On Wednesday my mother took me shopping
after the doctor.
Just us, honey.
Anything you want.
In the changing room,
the mirror with her body
as I dressed, undressed, dressed,
ritual, becoming routine, becoming.
She smelled of sun lotion,
peanut butter. I wanted
her skin, her freckles. I wanted
her eyes. I wanted
to smile her smile, eager, wanting
to fix it.
I wanted that.
On Thursday, I looked at my body
Sisters gone early to summer camp
I had the bathroom to myself
washed my body
pink cotton nightgown
puddled by my feet
I leaned into the mirror
saw my neck
red as a plum swollen
ringed by purple fingerprints
large thumb marks crawled
like beetles up the side
small bruises stained my clavicle
purple with green edges
paint seeping into paper
stepping back my eyes
looked away from
what they'd seen
saw my chest saw skin white
from my swimsuit top
saw pink nipples
saw ribs stomach summer brown
tan line white
pink puffy a torn peony
the doctor said it would hurt to pee
hurt it hurt
in the mirror
On Saturday, I packed my body into a satchel
and carried it along with my diary, pjs and
toothbrush to my friend Jill's for a sleepover.
Late afternoon, we walked down the road,
stopped to pick blackberries until our palms,
fingers, lips bled red. Wiped juice on our
cutoffs before entering Mr. Minota's Corner
Store. Screen door slammed behind us, bell
jingling. From behind the counter, Mr.
Minota nodded our way. Jill steered me to the
back, behind the shelves of booze, the
magazine stand. An older boy was looking at
a Playboy inside a Car & Driver. He turned
away. Jill opened the tobacco case, pulled out
a pack of White Owl tipped cigarillos. At the
counter, Mr. Minota looked at us, the White
Owls. Jill coolly asked for a pack of matches.
Maybe he thought they were for her dad.
Maybe he didn't care. We walked down to
the lake, slipped into the rush along its shore.
Sat, feet in the water's wash. Jill knocked a
couple of the White Owls from the pack.
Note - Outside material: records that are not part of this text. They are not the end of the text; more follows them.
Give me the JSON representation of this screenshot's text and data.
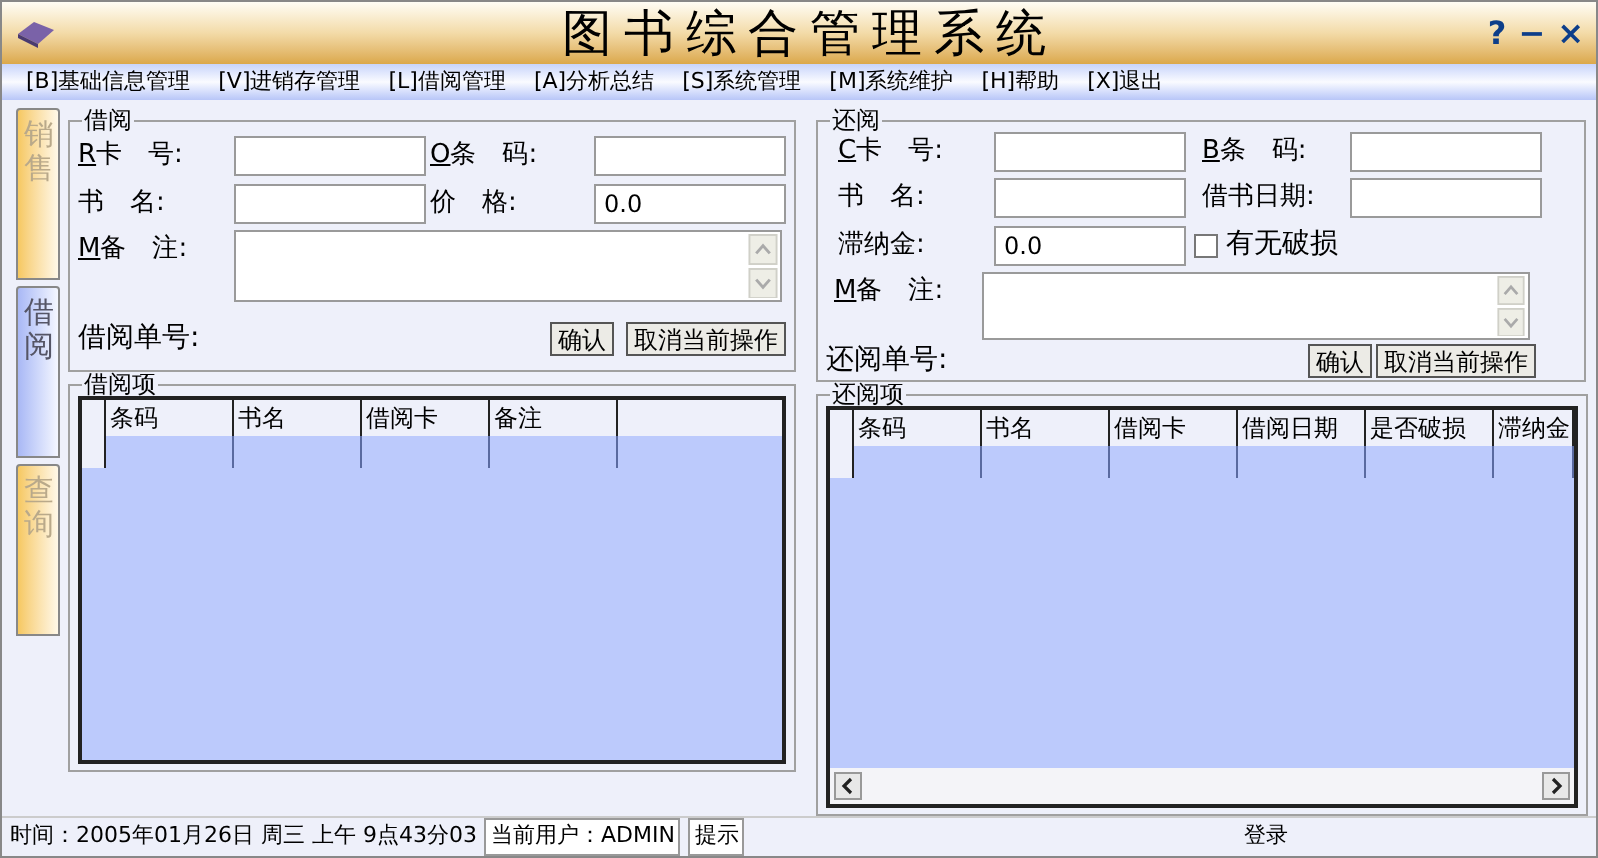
{
  "window": {
    "title": "图书综合管理系统",
    "controls": [
      "?",
      "−",
      "×"
    ]
  },
  "menu": [
    "[B]基础信息管理",
    "[V]进销存管理",
    "[L]借阅管理",
    "[A]分析总结",
    "[S]系统管理",
    "[M]系统维护",
    "[H]帮助",
    "[X]退出"
  ],
  "side_tabs": [
    {
      "label": "销售",
      "selected": false
    },
    {
      "label": "借阅",
      "selected": true
    },
    {
      "label": "查询",
      "selected": false
    }
  ],
  "borrow": {
    "title": "借阅",
    "fields": [
      {
        "key": "R",
        "label": "卡　号:"
      },
      {
        "key": "O",
        "label": "条　码:"
      },
      {
        "label": "书　名:"
      },
      {
        "label": "价　格:",
        "value": "0.0"
      }
    ],
    "note": {
      "key": "M",
      "label": "备　注:"
    },
    "order_label": "借阅单号:",
    "buttons": [
      "确认",
      "取消当前操作"
    ],
    "items_title": "借阅项",
    "columns": [
      "条码",
      "书名",
      "借阅卡",
      "备注"
    ]
  },
  "return": {
    "title": "还阅",
    "fields": [
      {
        "key": "C",
        "label": "卡　号:"
      },
      {
        "key": "B",
        "label": "条　码:"
      },
      {
        "label": "书　名:"
      },
      {
        "label": "借书日期:"
      },
      {
        "label": "滞纳金:",
        "value": "0.0"
      }
    ],
    "damaged": {
      "label": "有无破损",
      "checked": false
    },
    "note": {
      "key": "M",
      "label": "备　注:"
    },
    "order_label": "还阅单号:",
    "buttons": [
      "确认",
      "取消当前操作"
    ],
    "items_title": "还阅项",
    "columns": [
      "条码",
      "书名",
      "借阅卡",
      "借阅日期",
      "是否破损",
      "滞纳金"
    ]
  },
  "status_bar": [
    "时间：2005年01月26日 周三 上午 9点43分03",
    "当前用户：ADMIN",
    "提示",
    "登录"
  ]
}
We
bent our heads to the match's spark. Inhaled
the White Owl's sad foul smoke, coughed.
Coughed what little girl remained.
On Sunday, I came home, the herb garden, my sisters
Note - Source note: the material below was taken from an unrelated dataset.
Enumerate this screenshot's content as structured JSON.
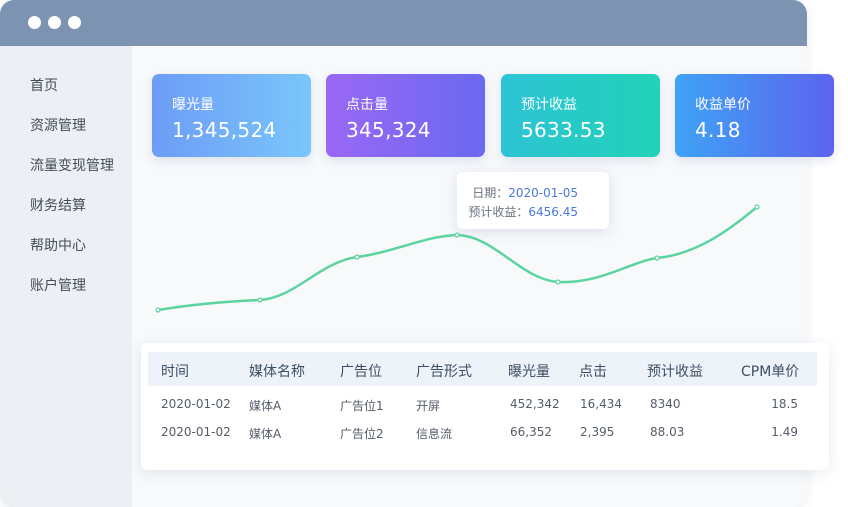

who slept like moths in my bed.
shadow at my elbow—
yellow breath, fresh-scented grass.
The horizon's curve.
"Afterward" is a companion poem to the poem "Tuesday," published in the Mississippi Review 46 1&2.
Heidi Seaborn is Poetry Editor for The Adroit Journal, a New York University MFA candidate and the author of an award-winning debut book of poetry Give a Girl Chaos forthcoming in early 2019 from Mastodon Books. Since Heidi Seaborn started writing in 2016, she's won or been shortlisted for over a dozen awards including the Rita Dove Poetry Prize and her poetry has appeared in numerous journals and anthologies including Nimrod, Mississippi Review, Penn Review, Yemassee Journal, American Journal of Poetry, in her chapbook Finding My Way Home. She graduated from Stanford University and reads for the Tupelo Press Dorset Prize. www.heidiseabornpoet.com